      There are no known methods to crack SHA256 or AES, so if nobody can guess your master password, the stored passwords are safe (assuming your computer is secure, if you've got spyware then it can steal your passwords!).
      • RE: How do I create a secure password? (infographic)

        @Natanael_L Thats why there are security systems that don't completely rely on typing something as a keylogger can get those. It all depends on how secure YOU really need to be assuming you can't be made into a botnet at a corporate-level.
    • Works in theory, but...

      mileage may vary depending how accurately people classify sites/systems and the reality is, it's not that black and white in some people's minds.

      For example, someone may have multiple e-mail accounts through free services like Gmail, Live, etc. One of those may not be used much for personal correspondence, it may just be their "junk" account for daily deals, mailing lists, etc. On the surface, this may seem harmless and fall into one of the less critical categories. But, the second they order something from one of those services or use it as the password recovery address for a "sensitive" site, it needs to be bumped up to the most highly secured level, but how many people actually do? I'm guessing many don't and that opens the door for daisy chain type breaches. Hack the easy account and you can likely move up the chain until you get to some account where you hit pay dirt.

      Your approach can work, but it requires some thought and discipline to be successful.
  • RE: How do I create a secure password? (infographic)

    Only reason for upper lower case and numbers and punctuation is if people are watching you enter it. Save yourself some grief if it's only going to be entered in private and use several unrelated words. Isn't going to be guessed in your lifetime. Making passwords that don't need writing down will greatly increase your security versus passwords requiring sticky notes,
  • What are the real odds?

    If a site locks one out after three guesses how can any cracking software beat that without having access to the hash file? <br>Why change a strong password every year? It does not reduce the probability of it being hacked one bit. But it does promote folks falling back to easier to remember passwords. This applies to the archaic mandatory change of passwords every couple of months still promulgated by IT departments. Even Microsoft says it is a bad idea.<br>11122 is just as strong as 73972.. the odds of it being hacked is exactly the same. <br>I do support using different passwords on accounts, and all should be at least eight characters long, twelve is better (if the program allows long passwords). <br>A ten character password of just lowercase letters is more than twice as strong as an eight character one with a mix of upper and lower case, and much easier to remember. <br>The key to a good strong password is length and rememberability... unrelated words with a length over twelve characters will do most folks just fine.
    • Disagree on the 10 character vs 8 character

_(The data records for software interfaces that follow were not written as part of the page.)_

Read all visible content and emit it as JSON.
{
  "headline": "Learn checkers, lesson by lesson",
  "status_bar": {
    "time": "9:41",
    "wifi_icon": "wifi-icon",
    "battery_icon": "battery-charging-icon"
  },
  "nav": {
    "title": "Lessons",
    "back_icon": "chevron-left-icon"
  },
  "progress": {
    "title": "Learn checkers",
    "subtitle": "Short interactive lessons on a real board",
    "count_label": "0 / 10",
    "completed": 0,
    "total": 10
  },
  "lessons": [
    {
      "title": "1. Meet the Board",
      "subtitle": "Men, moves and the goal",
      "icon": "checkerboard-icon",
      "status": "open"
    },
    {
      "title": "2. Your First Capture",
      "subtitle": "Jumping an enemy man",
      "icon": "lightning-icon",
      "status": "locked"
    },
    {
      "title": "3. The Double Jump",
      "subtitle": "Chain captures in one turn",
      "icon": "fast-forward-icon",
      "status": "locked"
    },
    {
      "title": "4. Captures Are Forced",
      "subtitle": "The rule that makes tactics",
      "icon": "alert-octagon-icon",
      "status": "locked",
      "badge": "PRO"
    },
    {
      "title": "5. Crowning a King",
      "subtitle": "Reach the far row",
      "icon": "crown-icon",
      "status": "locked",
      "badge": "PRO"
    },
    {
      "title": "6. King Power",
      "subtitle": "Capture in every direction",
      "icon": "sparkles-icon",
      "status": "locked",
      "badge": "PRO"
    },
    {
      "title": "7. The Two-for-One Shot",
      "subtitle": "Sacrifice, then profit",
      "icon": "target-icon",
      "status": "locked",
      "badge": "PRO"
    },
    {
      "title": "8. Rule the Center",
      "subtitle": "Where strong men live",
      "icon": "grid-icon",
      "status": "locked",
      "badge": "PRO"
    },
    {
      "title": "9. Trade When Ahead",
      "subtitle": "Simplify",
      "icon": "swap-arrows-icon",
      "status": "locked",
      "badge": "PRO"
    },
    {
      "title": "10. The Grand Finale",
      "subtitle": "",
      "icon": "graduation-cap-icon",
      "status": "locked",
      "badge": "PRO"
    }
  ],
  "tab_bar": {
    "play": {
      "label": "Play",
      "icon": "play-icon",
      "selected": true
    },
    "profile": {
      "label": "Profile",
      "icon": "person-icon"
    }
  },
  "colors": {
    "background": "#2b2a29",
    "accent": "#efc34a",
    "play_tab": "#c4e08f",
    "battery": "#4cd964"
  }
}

      Um - 26^10/52^12 < 1, so I don't know how you figure that a 10 character password of just lowercase letters is stronger than a mixed case 8 character password. Length trumps character mix, but just adding two characters of a limited set doesn't do you much good. I don't know how most people crack passwords, but I'd be suprised if they all had non-informative priors for each character.